by Kathleen Anderson

A dear friend in her mid-80s told me, while I was sharing the
trials of my genealogy research, that she was adopted and had
promised her mother she would not search for her birth mother as
long as her mother lived. Her mother lived to age 95, so my
friend Helen thought it was much too late to find anything at
that time. I asked her if she would like to know something now
and she said yes. I was given a few papers with the birth
mother's name and where Helen was born. I began searching and
over a year and a half gathered information about everyone I
could find in the late 1800s to the present time with her birth
mother's surname in South and North Dakota, putting everything
in a binder not knowing who was connected.

I found a willing person involved with a historical society and
must have piqued her appetite for mystery solving as she began
to hunt along with me. We filed for the court to unseal Helen's
adoption records and we waited many months for a result. Six
weeks ago the records were unsealed and we found the birth place
of Helen's mother. With that it confirmed who her mother was --
the only person with that name in the small North Dakota town
and exactly the perfect age. I found a distant relative of the
birth mom who referred me to an aunt who had lost contact with
this branch of the family, and who gave me the married name,
death date, and place last lived for Helen's birth mom. I called
the office of vital statistics in that state and had a death
certificate sent overnight. On the death certificate was the
the name of a daughter with an address. Although 20 years had
passed, the address was good. I found the phone number and
nervously explained my reason for calling.

>From that contact my friend Helen, who was raised by a loving
pastor and his wife, but as an only child, now has met a
wonderful brother, Earl, living two hours from her. She has two
other brothers and a sister, 15 nephews and five nieces, one of
whom is a U.S. senator. Through a great-grandmother, Helen is
also a descendant of William PENN. My friend just celebrated her
85th birthday two days ago and received a large bouquet of
flowers from her brother Earl and his wife and lots of beautiful
birthday cards from all over the United States from new-found
family who are welcoming her. This Saturday [11 March 2000],
Helen and her two grown children along with my husband and I
will be going to Earl's for lunch and a surprise party for
Helen. As many family members as possible will be there to meet
my friend.

I write this to encourage others. Who would have guessed that
such a wonderful outcome was possible? And Helen thought it was
too late.

unless specifically stated otherwise, PROVIDED: (1) the reprint
is used for non-commercial, educational purposes; and (2) the
following notice appears at the end of the article:

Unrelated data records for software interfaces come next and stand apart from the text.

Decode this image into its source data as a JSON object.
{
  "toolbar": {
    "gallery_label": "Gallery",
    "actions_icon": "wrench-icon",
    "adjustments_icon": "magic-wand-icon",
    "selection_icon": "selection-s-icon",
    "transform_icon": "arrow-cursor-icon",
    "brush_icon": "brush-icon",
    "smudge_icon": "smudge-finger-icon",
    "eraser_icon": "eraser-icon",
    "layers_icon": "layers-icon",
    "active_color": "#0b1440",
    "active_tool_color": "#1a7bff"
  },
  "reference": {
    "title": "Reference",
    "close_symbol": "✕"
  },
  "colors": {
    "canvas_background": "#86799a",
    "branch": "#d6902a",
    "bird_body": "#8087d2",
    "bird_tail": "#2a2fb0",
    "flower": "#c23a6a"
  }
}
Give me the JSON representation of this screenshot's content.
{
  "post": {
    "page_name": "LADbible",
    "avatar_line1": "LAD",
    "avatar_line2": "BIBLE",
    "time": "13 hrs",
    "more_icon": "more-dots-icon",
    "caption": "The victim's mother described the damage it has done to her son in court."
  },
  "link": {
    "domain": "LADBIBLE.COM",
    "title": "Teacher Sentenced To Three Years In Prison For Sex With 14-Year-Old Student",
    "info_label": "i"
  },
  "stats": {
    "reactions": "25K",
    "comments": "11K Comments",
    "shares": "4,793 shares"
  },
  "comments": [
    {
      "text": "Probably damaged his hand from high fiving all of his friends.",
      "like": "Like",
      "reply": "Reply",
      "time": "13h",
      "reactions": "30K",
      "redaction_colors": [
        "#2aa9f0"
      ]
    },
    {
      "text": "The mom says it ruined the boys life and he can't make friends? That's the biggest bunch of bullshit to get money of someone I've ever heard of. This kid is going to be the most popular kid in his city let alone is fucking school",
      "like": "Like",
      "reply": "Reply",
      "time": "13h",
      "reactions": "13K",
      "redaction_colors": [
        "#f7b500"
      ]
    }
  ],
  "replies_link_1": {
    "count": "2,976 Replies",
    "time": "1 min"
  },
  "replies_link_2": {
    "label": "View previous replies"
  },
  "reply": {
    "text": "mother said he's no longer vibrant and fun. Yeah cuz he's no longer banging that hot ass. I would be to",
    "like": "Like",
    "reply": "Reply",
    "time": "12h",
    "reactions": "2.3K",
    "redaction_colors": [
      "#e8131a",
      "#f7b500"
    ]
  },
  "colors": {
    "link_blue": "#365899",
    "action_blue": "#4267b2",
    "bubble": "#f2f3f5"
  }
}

Written by Kathleen Anderson. Previously published by Julia M. Case
and Myra Vanderpool Gormley, CG, Missing Links, Vol. 5,
No. 11, 15 March 2000. RootsWeb: